(What you should do) The response should consist of every line below, unchanged.

::::

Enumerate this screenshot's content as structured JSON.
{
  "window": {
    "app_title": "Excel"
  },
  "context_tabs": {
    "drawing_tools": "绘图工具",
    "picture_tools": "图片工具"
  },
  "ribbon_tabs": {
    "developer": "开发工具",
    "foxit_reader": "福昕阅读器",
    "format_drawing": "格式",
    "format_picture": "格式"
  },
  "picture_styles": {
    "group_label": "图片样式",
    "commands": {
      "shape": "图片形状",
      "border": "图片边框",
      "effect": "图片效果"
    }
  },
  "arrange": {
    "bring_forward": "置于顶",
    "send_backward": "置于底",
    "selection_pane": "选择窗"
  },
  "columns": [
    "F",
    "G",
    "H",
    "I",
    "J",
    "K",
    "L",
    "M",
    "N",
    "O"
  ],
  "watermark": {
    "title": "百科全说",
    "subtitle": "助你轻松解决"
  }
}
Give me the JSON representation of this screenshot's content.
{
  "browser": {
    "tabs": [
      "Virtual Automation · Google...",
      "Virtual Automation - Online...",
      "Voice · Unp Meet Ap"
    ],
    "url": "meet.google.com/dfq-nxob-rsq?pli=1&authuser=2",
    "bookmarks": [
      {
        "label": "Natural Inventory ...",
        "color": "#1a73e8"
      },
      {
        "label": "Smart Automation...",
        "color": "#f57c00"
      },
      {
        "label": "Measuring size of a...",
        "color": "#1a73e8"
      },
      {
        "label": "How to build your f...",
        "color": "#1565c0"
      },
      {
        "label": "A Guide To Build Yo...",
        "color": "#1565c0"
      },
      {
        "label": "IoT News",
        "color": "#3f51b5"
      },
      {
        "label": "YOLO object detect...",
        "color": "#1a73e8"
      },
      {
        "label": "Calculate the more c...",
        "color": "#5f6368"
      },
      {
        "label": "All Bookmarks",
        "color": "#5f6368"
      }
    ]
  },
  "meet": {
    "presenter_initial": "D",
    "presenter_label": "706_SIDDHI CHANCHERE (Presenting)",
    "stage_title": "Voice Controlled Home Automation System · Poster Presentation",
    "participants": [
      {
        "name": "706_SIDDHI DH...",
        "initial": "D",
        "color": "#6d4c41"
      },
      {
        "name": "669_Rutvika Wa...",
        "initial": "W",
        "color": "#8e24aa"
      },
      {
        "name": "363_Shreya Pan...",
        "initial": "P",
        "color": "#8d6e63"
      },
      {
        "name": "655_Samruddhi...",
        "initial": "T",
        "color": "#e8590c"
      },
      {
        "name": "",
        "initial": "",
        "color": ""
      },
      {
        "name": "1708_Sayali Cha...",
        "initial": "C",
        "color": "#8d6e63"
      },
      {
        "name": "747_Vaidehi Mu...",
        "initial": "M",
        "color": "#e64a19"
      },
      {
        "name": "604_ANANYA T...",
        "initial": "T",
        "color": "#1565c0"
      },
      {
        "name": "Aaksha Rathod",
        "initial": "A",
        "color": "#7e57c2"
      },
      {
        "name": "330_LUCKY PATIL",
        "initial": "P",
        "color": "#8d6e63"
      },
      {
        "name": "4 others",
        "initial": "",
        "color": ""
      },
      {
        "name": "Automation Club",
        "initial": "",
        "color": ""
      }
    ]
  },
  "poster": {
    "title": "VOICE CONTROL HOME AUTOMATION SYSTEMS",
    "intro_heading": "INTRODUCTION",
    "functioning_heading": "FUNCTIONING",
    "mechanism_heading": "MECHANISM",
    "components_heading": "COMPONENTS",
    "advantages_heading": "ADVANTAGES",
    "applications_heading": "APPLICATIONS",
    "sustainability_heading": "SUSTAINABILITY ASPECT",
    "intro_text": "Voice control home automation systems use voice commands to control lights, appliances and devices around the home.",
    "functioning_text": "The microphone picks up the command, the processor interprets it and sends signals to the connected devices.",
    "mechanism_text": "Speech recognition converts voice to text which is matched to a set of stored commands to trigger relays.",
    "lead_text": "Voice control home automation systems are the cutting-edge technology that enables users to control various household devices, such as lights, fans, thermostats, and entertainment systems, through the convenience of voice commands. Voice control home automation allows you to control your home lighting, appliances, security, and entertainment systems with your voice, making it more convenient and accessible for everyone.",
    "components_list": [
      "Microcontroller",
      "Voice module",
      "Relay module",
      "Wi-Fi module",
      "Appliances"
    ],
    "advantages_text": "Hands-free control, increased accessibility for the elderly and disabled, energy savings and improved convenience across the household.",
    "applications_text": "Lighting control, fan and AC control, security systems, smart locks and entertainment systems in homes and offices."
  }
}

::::

(The answer)
Enumerate this screenshot's content as structured JSON.
{
  "window": {
    "app_title": "Excel"
  },
  "context_tabs": {
    "drawing_tools": "绘图工具",
    "picture_tools": "图片工具"
  },
  "ribbon_tabs": {
    "developer": "开发工具",
    "foxit_reader": "福昕阅读器",
    "format_drawing": "格式",
    "format_picture": "格式"
  },
  "picture_styles": {
    "group_label": "图片样式",
    "commands": {
      "shape": "图片形状",
      "border": "图片边框",
      "effect": "图片效果"
    }
  },
  "arrange": {
    "bring_forward": "置于顶",
    "send_backward": "置于底",
    "selection_pane": "选择窗"
  },
  "columns": [
    "F",
    "G",
    "H",
    "I",
    "J",
    "K",
    "L",
    "M",
    "N",
    "O"
  ],
  "watermark": {
    "title": "百科全说",
    "subtitle": "助你轻松解决"
  }
}
Give me the JSON representation of this screenshot's content.
{
  "browser": {
    "tabs": [
      "Virtual Automation · Google...",
      "Virtual Automation - Online...",
      "Voice · Unp Meet Ap"
    ],
    "url": "meet.google.com/dfq-nxob-rsq?pli=1&authuser=2",
    "bookmarks": [
      {
        "label": "Natural Inventory ...",
        "color": "#1a73e8"
      },
      {
        "label": "Smart Automation...",
        "color": "#f57c00"
      },
      {
        "label": "Measuring size of a...",
        "color": "#1a73e8"
      },
      {
        "label": "How to build your f...",
        "color": "#1565c0"
      },
      {
        "label": "A Guide To Build Yo...",
        "color": "#1565c0"
      },
      {
        "label": "IoT News",
        "color": "#3f51b5"
      },
      {
        "label": "YOLO object detect...",
        "color": "#1a73e8"
      },
      {
        "label": "Calculate the more c...",
        "color": "#5f6368"
      },
      {
        "label": "All Bookmarks",
        "color": "#5f6368"
      }
    ]
  },
  "meet": {
    "presenter_initial": "D",
    "presenter_label": "706_SIDDHI CHANCHERE (Presenting)",
    "stage_title": "Voice Controlled Home Automation System · Poster Presentation",
    "participants": [
      {
        "name": "706_SIDDHI DH...",
        "initial": "D",
        "color": "#6d4c41"
      },
      {
        "name": "669_Rutvika Wa...",
        "initial": "W",
        "color": "#8e24aa"
      },
      {
        "name": "363_Shreya Pan...",
        "initial": "P",
        "color": "#8d6e63"
      },
      {
        "name": "655_Samruddhi...",
        "initial": "T",
        "color": "#e8590c"
      },
      {
        "name": "",
        "initial": "",
        "color": ""
      },
      {
        "name": "1708_Sayali Cha...",
        "initial": "C",
        "color": "#8d6e63"
      },
      {
        "name": "747_Vaidehi Mu...",
        "initial": "M",
        "color": "#e64a19"
      },
      {
        "name": "604_ANANYA T...",
        "initial": "T",
        "color": "#1565c0"
      },
      {
        "name": "Aaksha Rathod",
        "initial": "A",
        "color": "#7e57c2"
      },
      {
        "name": "330_LUCKY PATIL",
        "initial": "P",
        "color": "#8d6e63"
      },
      {
        "name": "4 others",
        "initial": "",
        "color": ""
      },
      {
        "name": "Automation Club",
        "initial": "",
        "color": ""
      }
    ]
  },
  "poster": {
    "title": "VOICE CONTROL HOME AUTOMATION SYSTEMS",
    "intro_heading": "INTRODUCTION",
    "functioning_heading": "FUNCTIONING",
    "mechanism_heading": "MECHANISM",
    "components_heading": "COMPONENTS",
    "advantages_heading": "ADVANTAGES",
    "applications_heading": "APPLICATIONS",
    "sustainability_heading": "SUSTAINABILITY ASPECT",
    "intro_text": "Voice control home automation systems use voice commands to control lights, appliances and devices around the home.",
    "functioning_text": "The microphone picks up the command, the processor interprets it and sends signals to the connected devices.",
    "mechanism_text": "Speech recognition converts voice to text which is matched to a set of stored commands to trigger relays.",
    "lead_text": "Voice control home automation systems are the cutting-edge technology that enables users to control various household devices, such as lights, fans, thermostats, and entertainment systems, through the convenience of voice commands. Voice control home automation allows you to control your home lighting, appliances, security, and entertainment systems with your voice, making it more convenient and accessible for everyone.",
    "components_list": [
      "Microcontroller",
      "Voice module",
      "Relay module",
      "Wi-Fi module",
      "Appliances"
    ],
    "advantages_text": "Hands-free control, increased accessibility for the elderly and disabled, energy savings and improved convenience across the household.",
    "applications_text": "Lighting control, fan and AC control, security systems, smart locks and entertainment systems in homes and offices."
  }
}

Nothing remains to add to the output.